Buquebus Travel operates ferries to Colonia and the terminal is at the north end of Puerto Madero. They have a fast ferry that crosses the Rio de la Plata (about 25 miles) in about 1 hour. The round trip cost is about $150 for two people. We spent 3 hours exploring Colonia, but an overnight stay would have been more ideal. We at least got a flavor of the historical town.
Argentina immigration and Uruguay immigration work side-by-side, so your passport is stamped by both countries (exit and entry) at the same time and in the same line, making the process quite efficient. Because of our short trip we did not bother to exchange money for Uruguay.
The Rio de la Plata is a huge estuary separating Argentina from Uruguay, at the confluence of the Paraná and Uruguay rivers leading to the Atlantic Ocean. The water is brown from the silt and does not look too inviting for a swim. My wife and I debated whether it was really fresh water given the proximity to the Atlantic Ocean and the fact the Rio looks more like a huge bay than a river. We touched our fingers in the water and convinced ourselves it is indeed fresh, and were amazed at the volume of water pouring into the Atlantic from this estuary.

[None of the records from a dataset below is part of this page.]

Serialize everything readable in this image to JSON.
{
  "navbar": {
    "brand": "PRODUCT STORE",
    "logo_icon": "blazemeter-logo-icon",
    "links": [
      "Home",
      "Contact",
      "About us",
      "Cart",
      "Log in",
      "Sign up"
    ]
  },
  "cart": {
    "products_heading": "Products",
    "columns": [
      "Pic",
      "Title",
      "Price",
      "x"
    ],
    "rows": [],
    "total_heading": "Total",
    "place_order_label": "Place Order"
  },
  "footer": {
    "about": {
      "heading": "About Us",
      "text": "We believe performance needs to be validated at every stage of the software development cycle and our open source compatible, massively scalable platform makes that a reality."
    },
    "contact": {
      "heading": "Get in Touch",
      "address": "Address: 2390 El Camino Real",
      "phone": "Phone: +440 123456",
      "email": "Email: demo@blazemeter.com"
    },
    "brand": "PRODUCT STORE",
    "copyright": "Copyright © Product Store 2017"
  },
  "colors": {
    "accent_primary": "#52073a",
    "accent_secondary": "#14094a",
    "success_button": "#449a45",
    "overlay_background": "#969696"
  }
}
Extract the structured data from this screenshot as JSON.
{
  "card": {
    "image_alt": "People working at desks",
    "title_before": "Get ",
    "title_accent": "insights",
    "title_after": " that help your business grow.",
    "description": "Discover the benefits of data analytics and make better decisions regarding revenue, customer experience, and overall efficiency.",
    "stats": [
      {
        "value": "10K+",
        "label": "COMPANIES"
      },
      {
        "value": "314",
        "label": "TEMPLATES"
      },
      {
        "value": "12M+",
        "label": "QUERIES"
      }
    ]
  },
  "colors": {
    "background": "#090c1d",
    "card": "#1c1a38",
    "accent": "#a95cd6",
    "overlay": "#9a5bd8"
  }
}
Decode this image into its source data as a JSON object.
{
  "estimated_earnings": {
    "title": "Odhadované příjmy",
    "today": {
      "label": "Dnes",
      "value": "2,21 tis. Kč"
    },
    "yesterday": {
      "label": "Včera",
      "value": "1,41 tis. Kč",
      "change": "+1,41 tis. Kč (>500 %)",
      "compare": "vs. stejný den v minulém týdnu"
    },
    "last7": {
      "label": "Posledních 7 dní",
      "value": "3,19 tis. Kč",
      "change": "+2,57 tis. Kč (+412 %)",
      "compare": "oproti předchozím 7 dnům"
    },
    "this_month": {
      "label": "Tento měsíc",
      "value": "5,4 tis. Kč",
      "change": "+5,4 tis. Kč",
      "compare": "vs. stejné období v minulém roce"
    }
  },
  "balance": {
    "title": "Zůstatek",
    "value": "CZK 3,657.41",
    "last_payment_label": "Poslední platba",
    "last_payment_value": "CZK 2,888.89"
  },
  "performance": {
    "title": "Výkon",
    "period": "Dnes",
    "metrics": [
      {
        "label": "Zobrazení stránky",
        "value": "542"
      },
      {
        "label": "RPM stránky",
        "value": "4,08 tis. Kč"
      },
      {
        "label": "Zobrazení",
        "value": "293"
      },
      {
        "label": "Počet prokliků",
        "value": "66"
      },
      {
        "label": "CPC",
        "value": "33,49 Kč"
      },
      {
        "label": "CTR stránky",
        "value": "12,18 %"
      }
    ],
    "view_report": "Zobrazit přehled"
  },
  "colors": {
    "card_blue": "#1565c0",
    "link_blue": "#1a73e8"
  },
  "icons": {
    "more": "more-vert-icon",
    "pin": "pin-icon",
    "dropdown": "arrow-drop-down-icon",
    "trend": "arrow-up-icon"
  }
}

It was a Sunday, and the ferry was full. We were amused that the minute the ferry left the port the duty free shop on board opened and it was packed with people buying all kinds of goods for the entire one hour journey. In fact we wondered if duty free shopping was the main reason people got on the ferry!
Since this trip was spur of the moment, we were pleased to find a tourist information desk in the terminal upon arrival in Colonia. The staff was very helpful, and provided us a map of the town and suggestions of things to see.
The old part (Barrio Histórico) of Colonia was only about a 15 minute walk from the ferry terminal, and the stroll through the more modern part of the town was very enjoyable, with many trees along the broad, paved streets and two story buildings that appeared to be built in the 1800’s and early 1900’s. Although we were on foot, a lot of people rent ATV’s for trips around Colonia-there are rental places right by the ferry terminal.
The old town was a Portuguese fortified port and was a strategic commercial center. The Spanish and Portuguese fought over Colonia for centuries. It has an old gate to the town that is part of the protective wall around its perimeter, cobblestone streets, a scenic town square, and a number of small restaurants and historic buildings.
The setting is picturesque on a point of land in the Rio de la Plata, with wooded areas and beaches close by, and it feels very quiet and peaceful. Well worth the trip from Buenos Aires!